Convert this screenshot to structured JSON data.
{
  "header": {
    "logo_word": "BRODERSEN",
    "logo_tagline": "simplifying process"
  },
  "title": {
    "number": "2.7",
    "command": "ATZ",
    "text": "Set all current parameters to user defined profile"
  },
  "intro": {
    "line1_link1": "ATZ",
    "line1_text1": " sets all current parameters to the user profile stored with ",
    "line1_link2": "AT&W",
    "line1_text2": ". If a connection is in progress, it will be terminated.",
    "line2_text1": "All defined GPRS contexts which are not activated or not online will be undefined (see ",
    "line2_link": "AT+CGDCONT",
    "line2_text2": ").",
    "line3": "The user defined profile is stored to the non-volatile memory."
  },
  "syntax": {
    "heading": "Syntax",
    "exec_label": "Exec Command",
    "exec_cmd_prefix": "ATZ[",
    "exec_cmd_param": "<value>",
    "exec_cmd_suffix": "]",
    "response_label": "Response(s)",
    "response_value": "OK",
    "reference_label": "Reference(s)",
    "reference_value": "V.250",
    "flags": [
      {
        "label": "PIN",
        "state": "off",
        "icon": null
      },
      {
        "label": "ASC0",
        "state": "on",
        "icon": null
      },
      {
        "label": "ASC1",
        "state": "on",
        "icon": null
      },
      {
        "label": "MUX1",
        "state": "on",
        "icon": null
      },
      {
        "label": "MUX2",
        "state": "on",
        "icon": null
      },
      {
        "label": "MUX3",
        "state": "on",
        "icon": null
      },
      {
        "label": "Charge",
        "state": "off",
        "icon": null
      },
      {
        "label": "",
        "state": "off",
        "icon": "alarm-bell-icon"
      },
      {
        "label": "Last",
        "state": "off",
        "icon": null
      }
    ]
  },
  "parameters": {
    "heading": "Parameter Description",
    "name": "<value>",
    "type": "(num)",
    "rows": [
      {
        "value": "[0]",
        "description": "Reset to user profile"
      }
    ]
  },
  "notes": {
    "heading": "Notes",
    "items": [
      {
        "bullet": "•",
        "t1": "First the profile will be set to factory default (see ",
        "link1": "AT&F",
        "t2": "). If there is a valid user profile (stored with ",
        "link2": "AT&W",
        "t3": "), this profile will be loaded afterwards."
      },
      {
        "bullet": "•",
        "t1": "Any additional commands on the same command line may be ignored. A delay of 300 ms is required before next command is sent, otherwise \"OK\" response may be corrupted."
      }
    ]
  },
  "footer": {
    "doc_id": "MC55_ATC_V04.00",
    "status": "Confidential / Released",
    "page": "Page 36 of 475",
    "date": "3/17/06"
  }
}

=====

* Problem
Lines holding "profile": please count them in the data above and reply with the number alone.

* Expected answer
7